U.S. and Mexican presidents talk migration, coronavirus after nagging tensions

·2 min read
Mexican President Andres Manuel Lopez Obrador holds a call with U.S. President Joe Biden, in San Pedro Garza

MEXICO CITY (Reuters) - Mexican President Andres Manuel Lopez Obrador said he and his U.S. counterpart Joe Biden discussed migration, the COVID-19 pandemic and bilateral cooperation on Friday during their first phone call since the American assumed the presidency this week.

The afternoon call was "pleasant and respectful" Lopez Obrador said in a brief Twitter post, in which he appeared in a photo smiling, seated at a table with Foreign Minister Marcelo Ebrard and former presidential chief of staff Alfonso Romo.

"Everything indicates relations will be good and for the benefit of our people and nations," Lopez Obrador said.

Mexico has a major role to play in Biden's plans for immigration reform. Earlier this month, Mexico helped coordinate efforts in Central America to contain a large caravan of migrants heading for the United States.

Nevertheless, Biden's inauguration comes at a time of simmering tension over a now-dropped U.S. investigation into former Mexican defense minister Salvador Cienfuegos.

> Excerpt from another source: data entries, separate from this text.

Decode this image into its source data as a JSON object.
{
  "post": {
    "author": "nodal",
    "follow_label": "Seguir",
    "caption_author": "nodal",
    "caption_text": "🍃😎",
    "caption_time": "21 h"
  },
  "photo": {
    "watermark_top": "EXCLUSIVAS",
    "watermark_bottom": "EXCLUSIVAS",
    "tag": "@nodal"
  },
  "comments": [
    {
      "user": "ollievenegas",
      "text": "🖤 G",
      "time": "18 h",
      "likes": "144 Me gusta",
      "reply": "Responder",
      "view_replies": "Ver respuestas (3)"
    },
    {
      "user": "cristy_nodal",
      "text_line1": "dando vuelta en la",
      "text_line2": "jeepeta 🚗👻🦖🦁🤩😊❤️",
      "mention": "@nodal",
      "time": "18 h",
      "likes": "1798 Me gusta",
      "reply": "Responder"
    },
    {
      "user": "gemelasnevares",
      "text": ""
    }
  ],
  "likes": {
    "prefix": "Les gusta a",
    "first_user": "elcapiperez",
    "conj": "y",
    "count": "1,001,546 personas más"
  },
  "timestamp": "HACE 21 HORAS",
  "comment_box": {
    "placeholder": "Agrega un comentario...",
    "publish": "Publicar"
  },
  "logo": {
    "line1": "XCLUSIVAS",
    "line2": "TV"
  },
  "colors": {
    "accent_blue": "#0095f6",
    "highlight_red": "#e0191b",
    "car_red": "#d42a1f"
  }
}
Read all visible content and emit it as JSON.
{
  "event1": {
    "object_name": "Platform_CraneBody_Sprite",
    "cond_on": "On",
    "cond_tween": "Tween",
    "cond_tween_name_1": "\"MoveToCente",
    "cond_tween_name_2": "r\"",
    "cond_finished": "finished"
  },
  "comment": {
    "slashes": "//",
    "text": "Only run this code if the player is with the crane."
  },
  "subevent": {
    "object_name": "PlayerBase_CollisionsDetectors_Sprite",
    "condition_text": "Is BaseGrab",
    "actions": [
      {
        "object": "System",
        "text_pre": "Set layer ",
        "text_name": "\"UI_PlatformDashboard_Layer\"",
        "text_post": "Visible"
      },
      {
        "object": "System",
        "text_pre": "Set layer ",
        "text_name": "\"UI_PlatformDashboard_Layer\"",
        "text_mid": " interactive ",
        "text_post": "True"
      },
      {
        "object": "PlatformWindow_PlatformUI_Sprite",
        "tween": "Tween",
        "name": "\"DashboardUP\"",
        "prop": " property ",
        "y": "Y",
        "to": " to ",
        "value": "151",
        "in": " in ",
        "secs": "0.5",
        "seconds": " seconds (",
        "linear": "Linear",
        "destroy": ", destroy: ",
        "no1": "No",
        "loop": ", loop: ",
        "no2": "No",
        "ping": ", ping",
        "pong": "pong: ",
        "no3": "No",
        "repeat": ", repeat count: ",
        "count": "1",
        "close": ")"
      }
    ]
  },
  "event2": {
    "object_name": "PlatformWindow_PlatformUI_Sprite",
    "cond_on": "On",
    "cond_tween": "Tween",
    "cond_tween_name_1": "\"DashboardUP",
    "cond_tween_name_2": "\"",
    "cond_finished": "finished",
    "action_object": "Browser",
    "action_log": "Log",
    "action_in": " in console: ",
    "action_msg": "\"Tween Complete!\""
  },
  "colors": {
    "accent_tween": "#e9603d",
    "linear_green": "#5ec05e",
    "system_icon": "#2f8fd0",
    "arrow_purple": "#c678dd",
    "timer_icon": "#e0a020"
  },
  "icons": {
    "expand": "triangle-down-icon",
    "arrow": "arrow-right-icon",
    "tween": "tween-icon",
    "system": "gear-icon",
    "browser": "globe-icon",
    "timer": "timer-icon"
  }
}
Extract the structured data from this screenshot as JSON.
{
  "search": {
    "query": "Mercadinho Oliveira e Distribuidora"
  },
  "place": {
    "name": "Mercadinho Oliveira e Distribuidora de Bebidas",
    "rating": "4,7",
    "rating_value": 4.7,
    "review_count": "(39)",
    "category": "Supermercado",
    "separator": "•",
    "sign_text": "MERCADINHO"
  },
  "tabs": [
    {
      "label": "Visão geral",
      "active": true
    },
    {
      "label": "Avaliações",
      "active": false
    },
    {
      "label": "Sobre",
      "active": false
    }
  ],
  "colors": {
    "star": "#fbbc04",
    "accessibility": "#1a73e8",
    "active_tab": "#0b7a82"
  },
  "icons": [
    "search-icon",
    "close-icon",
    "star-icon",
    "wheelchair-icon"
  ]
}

During the call, Lopez Obrador celebrated the legacy of Mexican migrants in the United States and reiterated that the best way to manage migration was to promote development in the places that fuel the phenomenon, Mexico's foreign ministry said.

Lopez Obrador said Mexico wanted to work with Washington on their "broad bilateral agenda," the ministry said.

The two leaders agreed that teams from both countries would work together to craft a common approach to development, and underlined the need for joint cooperation to combat the pandemic, the ministry said in a statement.

Separately, the ministry said the U.S. government had approved the appointment of Esteban Moctezuma as Mexico's ambassador to the United States. Moctezuma must still be ratified by Mexico's Senate, which should be a formality.

Mexico's government also said it had begun talks with Washington about a coronavirus-related order signed by Biden to impose sanitary requirements on people entering U.S. territory.

Earlier on Friday, Lopez Obrador urged the U.S. Drug Enforcement Administration to mount an internal probe into how it built its case against Cienfuegos.

(Reporting by Dave Graham; Additional reporting by Cassandra Garrison and Anthony Esposito; Editing by William Mallard)